[[ Data provided, beginning ]]
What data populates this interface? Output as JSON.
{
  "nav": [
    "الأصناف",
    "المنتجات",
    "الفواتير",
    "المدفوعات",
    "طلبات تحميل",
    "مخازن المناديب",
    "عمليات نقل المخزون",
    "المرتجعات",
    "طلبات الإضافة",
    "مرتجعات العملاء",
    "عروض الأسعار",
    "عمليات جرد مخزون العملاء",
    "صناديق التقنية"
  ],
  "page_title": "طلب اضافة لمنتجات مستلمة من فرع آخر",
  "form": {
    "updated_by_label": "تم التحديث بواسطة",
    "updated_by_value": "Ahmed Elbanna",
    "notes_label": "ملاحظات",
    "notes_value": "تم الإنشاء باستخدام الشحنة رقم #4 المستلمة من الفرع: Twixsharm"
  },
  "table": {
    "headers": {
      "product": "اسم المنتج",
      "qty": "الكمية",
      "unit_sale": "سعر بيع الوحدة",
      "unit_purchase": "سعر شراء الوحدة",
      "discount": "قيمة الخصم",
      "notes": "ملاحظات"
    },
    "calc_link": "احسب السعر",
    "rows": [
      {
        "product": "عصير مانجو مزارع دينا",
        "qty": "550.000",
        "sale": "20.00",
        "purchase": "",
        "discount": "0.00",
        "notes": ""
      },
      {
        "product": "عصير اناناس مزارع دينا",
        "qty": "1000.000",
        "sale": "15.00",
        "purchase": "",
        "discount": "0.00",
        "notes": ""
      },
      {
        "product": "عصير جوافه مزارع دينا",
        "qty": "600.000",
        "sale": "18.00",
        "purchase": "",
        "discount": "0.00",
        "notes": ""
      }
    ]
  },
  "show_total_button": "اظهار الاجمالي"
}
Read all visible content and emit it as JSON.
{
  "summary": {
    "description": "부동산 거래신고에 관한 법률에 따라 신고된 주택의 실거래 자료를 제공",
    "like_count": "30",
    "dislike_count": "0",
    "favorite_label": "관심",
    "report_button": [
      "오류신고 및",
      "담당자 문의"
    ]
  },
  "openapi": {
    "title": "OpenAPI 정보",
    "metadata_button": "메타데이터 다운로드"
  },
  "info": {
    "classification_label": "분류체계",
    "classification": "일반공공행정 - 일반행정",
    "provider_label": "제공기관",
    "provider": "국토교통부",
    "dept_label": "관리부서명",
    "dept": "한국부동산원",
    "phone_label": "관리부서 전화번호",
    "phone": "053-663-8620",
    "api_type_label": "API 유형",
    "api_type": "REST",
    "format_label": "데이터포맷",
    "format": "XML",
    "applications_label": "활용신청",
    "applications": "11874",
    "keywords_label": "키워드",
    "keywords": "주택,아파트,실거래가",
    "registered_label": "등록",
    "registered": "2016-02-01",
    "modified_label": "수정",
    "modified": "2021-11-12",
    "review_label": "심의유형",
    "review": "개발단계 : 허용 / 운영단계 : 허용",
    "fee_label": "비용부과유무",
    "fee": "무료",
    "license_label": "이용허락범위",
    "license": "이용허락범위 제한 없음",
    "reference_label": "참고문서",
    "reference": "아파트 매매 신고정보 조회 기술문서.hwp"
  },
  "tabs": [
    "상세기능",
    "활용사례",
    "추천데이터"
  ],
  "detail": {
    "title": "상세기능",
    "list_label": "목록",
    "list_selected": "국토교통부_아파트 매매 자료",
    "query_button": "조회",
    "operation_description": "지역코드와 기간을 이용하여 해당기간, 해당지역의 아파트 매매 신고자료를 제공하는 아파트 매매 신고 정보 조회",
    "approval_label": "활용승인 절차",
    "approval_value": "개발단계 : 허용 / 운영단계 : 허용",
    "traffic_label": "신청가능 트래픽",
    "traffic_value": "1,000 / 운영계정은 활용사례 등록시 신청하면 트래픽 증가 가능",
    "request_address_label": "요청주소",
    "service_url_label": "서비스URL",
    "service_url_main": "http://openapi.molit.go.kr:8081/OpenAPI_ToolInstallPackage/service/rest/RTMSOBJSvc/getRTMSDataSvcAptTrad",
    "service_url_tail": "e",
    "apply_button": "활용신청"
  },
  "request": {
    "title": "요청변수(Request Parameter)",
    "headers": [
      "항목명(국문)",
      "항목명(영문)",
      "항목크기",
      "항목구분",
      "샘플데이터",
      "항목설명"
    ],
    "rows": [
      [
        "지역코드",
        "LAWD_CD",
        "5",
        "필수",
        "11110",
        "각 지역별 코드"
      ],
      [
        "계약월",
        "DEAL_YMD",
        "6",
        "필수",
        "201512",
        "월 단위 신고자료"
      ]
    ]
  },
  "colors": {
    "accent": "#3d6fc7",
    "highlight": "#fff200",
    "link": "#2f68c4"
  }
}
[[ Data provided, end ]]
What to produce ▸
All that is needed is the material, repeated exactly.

Task output ▸
What data populates this interface? Output as JSON.
{
  "nav": [
    "الأصناف",
    "المنتجات",
    "الفواتير",
    "المدفوعات",
    "طلبات تحميل",
    "مخازن المناديب",
    "عمليات نقل المخزون",
    "المرتجعات",
    "طلبات الإضافة",
    "مرتجعات العملاء",
    "عروض الأسعار",
    "عمليات جرد مخزون العملاء",
    "صناديق التقنية"
  ],
  "page_title": "طلب اضافة لمنتجات مستلمة من فرع آخر",
  "form": {
    "updated_by_label": "تم التحديث بواسطة",
    "updated_by_value": "Ahmed Elbanna",
    "notes_label": "ملاحظات",
    "notes_value": "تم الإنشاء باستخدام الشحنة رقم #4 المستلمة من الفرع: Twixsharm"
  },
  "table": {
    "headers": {
      "product": "اسم المنتج",
      "qty": "الكمية",
      "unit_sale": "سعر بيع الوحدة",
      "unit_purchase": "سعر شراء الوحدة",
      "discount": "قيمة الخصم",
      "notes": "ملاحظات"
    },
    "calc_link": "احسب السعر",
    "rows": [
      {
        "product": "عصير مانجو مزارع دينا",
        "qty": "550.000",
        "sale": "20.00",
        "purchase": "",
        "discount": "0.00",
        "notes": ""
      },
      {
        "product": "عصير اناناس مزارع دينا",
        "qty": "1000.000",
        "sale": "15.00",
        "purchase": "",
        "discount": "0.00",
        "notes": ""
      },
      {
        "product": "عصير جوافه مزارع دينا",
        "qty": "600.000",
        "sale": "18.00",
        "purchase": "",
        "discount": "0.00",
        "notes": ""
      }
    ]
  },
  "show_total_button": "اظهار الاجمالي"
}
Read all visible content and emit it as JSON.
{
  "summary": {
    "description": "부동산 거래신고에 관한 법률에 따라 신고된 주택의 실거래 자료를 제공",
    "like_count": "30",
    "dislike_count": "0",
    "favorite_label": "관심",
    "report_button": [
      "오류신고 및",
      "담당자 문의"
    ]
  },
  "openapi": {
    "title": "OpenAPI 정보",
    "metadata_button": "메타데이터 다운로드"
  },
  "info": {
    "classification_label": "분류체계",
    "classification": "일반공공행정 - 일반행정",
    "provider_label": "제공기관",
    "provider": "국토교통부",
    "dept_label": "관리부서명",
    "dept": "한국부동산원",
    "phone_label": "관리부서 전화번호",
    "phone": "053-663-8620",
    "api_type_label": "API 유형",
    "api_type": "REST",
    "format_label": "데이터포맷",
    "format": "XML",
    "applications_label": "활용신청",
    "applications": "11874",
    "keywords_label": "키워드",
    "keywords": "주택,아파트,실거래가",
    "registered_label": "등록",
    "registered": "2016-02-01",
    "modified_label": "수정",
    "modified": "2021-11-12",
    "review_label": "심의유형",
    "review": "개발단계 : 허용 / 운영단계 : 허용",
    "fee_label": "비용부과유무",
    "fee": "무료",
    "license_label": "이용허락범위",
    "license": "이용허락범위 제한 없음",
    "reference_label": "참고문서",
    "reference": "아파트 매매 신고정보 조회 기술문서.hwp"
  },
  "tabs": [
    "상세기능",
    "활용사례",
    "추천데이터"
  ],
  "detail": {
    "title": "상세기능",
    "list_label": "목록",
    "list_selected": "국토교통부_아파트 매매 자료",
    "query_button": "조회",
    "operation_description": "지역코드와 기간을 이용하여 해당기간, 해당지역의 아파트 매매 신고자료를 제공하는 아파트 매매 신고 정보 조회",
    "approval_label": "활용승인 절차",
    "approval_value": "개발단계 : 허용 / 운영단계 : 허용",
    "traffic_label": "신청가능 트래픽",
    "traffic_value": "1,000 / 운영계정은 활용사례 등록시 신청하면 트래픽 증가 가능",
    "request_address_label": "요청주소",
    "service_url_label": "서비스URL",
    "service_url_main": "http://openapi.molit.go.kr:8081/OpenAPI_ToolInstallPackage/service/rest/RTMSOBJSvc/getRTMSDataSvcAptTrad",
    "service_url_tail": "e",
    "apply_button": "활용신청"
  },
  "request": {
    "title": "요청변수(Request Parameter)",
    "headers": [
      "항목명(국문)",
      "항목명(영문)",
      "항목크기",
      "항목구분",
      "샘플데이터",
      "항목설명"
    ],
    "rows": [
      [
        "지역코드",
        "LAWD_CD",
        "5",
        "필수",
        "11110",
        "각 지역별 코드"
      ],
      [
        "계약월",
        "DEAL_YMD",
        "6",
        "필수",
        "201512",
        "월 단위 신고자료"
      ]
    ]
  },
  "colors": {
    "accent": "#3d6fc7",
    "highlight": "#fff200",
    "link": "#2f68c4"
  }
}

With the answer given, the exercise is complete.